“The chapter of being an employee is behind me and now I need to take some time to think about how I can shape Dunstanburgh as a co-owner. Two years ago, my biggest dream was to host Open Qualifying. Now, my outlook has changed completely. I need to look at the business as a whole – the course, the clubhouse and everything that goes into those. I want to take some time to reset and look at where we can take things.
“The golf course is in great shape, but we know we can’t stand still. We want to raise our profile further, and there will be some defining moments for the golf course in the next few years. We have a popular clubhouse, but that can also be improved too. We’re 125 years old in 2025, so we also have plans for that to develop.
“There are lots of questions to answer and I’m keen to take a little bit of time to work out the best way forward, talk to the right people, and get a plan in place.”
The team at Dunstanburgh will be an important part of shaping the business in the coming years, as will Stuart’s family.
“We have a talented and dedicated team and I know they’ll be a huge part of our journey,” he adds. “I’m one of the few members of staff over the age of 30 and that’s a fantastic position to be in. I hope I’ll be able to shape and support the careers of as many members of the team as possible. They’re all local people, which is really important to me as I grew up in the village and know how important the golf course is as an employer here.
“My family are also involved in the business, which is equally important as they’re always very honest with me – sometimes too honest. Lots of them have played a part, but without my partner Mel this journey would have been a non-starter. Having her around certainly keeps me on my toes too!
“It’s funny when you look back to being a kid, looking for golf balls in the rough with my dad or playing golf for a full day in the summer holidays. There’s a lot of luck and hard work involved, but there’s also been a lot of important people involved as well.”

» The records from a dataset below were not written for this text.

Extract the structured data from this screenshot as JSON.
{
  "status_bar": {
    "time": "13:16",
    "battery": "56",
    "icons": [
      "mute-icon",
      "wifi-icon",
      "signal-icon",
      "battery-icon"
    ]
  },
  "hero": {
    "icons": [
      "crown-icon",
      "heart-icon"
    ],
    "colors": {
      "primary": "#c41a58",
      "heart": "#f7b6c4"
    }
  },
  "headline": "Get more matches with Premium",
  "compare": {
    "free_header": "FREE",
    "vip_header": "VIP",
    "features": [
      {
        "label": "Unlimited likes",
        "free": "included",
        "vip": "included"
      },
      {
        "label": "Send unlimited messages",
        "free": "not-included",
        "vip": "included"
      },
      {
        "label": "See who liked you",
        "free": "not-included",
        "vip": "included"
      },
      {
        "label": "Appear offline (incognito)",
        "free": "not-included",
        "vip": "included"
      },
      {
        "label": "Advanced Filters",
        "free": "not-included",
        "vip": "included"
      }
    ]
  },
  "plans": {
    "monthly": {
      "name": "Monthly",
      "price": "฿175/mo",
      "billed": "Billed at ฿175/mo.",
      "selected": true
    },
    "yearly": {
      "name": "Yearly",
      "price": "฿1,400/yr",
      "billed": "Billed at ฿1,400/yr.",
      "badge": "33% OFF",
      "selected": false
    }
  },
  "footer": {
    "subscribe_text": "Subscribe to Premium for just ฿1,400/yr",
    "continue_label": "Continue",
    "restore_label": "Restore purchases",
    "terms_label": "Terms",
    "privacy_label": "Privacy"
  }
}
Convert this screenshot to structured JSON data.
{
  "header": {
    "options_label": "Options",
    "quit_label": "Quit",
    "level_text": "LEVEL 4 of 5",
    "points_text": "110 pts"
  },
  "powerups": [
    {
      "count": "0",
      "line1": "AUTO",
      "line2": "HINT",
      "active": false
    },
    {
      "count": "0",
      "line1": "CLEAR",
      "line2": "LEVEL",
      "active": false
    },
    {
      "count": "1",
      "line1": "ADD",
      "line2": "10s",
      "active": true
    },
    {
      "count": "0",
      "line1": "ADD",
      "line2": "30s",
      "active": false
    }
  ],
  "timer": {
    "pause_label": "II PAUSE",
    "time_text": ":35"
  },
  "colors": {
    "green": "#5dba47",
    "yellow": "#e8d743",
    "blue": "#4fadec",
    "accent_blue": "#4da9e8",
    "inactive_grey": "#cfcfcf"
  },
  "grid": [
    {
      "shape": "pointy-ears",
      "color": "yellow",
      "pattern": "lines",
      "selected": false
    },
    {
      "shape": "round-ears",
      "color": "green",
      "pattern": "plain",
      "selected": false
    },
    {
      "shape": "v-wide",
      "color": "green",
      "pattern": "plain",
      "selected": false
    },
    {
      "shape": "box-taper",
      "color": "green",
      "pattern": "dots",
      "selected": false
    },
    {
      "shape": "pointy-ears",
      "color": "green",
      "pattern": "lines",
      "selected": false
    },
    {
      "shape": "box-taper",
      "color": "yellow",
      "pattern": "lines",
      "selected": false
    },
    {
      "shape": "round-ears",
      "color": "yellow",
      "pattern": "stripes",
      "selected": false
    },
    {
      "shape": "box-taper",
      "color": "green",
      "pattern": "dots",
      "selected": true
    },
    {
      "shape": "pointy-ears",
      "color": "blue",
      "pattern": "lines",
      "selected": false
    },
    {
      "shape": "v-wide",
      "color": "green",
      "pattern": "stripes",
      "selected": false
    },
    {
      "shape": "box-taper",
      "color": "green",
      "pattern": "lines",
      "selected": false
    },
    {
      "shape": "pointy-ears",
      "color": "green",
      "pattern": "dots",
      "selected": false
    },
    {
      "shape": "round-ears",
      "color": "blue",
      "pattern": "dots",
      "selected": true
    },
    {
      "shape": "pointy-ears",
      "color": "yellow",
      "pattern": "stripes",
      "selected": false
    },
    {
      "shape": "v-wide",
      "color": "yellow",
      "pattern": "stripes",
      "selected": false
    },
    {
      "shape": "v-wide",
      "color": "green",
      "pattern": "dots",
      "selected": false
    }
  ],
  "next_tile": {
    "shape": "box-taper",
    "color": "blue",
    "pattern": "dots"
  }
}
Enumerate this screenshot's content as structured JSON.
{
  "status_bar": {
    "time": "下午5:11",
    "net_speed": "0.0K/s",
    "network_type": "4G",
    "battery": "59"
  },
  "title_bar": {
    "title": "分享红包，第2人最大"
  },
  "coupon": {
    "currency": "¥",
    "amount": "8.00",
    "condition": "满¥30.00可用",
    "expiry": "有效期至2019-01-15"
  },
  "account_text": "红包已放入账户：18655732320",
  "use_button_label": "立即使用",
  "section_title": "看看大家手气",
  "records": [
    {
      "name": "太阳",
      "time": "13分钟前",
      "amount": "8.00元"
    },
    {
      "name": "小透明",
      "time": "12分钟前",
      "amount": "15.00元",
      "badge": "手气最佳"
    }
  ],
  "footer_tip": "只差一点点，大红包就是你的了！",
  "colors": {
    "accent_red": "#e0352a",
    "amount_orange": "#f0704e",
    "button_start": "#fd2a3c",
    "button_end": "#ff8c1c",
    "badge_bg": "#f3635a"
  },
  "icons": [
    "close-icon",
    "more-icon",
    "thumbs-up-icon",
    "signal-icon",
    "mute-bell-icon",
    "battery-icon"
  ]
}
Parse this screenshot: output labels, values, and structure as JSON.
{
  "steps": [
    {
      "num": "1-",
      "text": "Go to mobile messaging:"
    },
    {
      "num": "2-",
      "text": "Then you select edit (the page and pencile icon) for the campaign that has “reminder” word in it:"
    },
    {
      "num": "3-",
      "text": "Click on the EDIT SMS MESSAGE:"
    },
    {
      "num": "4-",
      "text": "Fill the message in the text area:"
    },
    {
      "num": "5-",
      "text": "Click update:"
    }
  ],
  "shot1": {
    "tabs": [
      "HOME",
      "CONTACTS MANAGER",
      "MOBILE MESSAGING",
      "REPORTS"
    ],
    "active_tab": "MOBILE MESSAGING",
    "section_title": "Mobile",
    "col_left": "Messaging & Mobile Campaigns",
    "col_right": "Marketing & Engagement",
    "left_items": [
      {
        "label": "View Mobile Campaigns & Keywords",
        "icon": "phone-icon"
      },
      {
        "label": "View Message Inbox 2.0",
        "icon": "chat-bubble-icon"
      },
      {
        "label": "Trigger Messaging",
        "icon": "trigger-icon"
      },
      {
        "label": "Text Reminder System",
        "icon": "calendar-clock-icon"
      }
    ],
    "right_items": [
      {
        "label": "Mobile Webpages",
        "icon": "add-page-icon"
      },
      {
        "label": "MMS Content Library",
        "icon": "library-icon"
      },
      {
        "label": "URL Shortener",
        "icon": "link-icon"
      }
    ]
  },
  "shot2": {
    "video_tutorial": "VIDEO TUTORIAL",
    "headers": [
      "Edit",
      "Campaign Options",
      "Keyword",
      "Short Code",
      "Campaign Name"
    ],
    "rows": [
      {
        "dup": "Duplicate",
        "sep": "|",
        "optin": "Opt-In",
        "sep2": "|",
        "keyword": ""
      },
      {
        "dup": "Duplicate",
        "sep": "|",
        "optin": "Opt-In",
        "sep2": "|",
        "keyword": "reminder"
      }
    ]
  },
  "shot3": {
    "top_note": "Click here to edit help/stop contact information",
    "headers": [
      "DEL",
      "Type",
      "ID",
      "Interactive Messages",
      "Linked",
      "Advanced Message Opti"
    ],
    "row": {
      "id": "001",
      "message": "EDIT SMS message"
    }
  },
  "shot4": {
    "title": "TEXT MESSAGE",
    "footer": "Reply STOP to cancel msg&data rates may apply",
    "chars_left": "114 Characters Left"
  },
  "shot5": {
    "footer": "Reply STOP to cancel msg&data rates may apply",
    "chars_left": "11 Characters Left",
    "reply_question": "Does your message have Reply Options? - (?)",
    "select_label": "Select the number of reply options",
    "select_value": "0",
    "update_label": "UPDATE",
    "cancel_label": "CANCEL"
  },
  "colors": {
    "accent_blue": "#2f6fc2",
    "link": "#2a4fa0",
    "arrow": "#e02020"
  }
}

It’s easy to see the joy flooding out of Stuart as he discusses what’s to come at Dunstanburgh. You can see the excited young lad who rode his bike over the hill from the village to the course every day, clubs rattling around in the bag on his back and golf balls bouncing down the road alongside him as he rushed to make it out for a few holes in the evening.
“Being general manager and going through the process of becoming a director alongside Peter while Covid was going on was stressful and difficult,” he says. “Having come through that and reached the point we’re at today, I’m so excited to come up with a new set of dreams. I never thought I’d be in this position and I’m incredibly happy to be here.”
It’s that love, the unyielding passion to see Dunstanburgh grow and thrive, which Stuart will bring to his co-ownership of the course.
If the smile on his face throughout today is anything to go by, he’s going to enjoy every minute of being a king of this castle.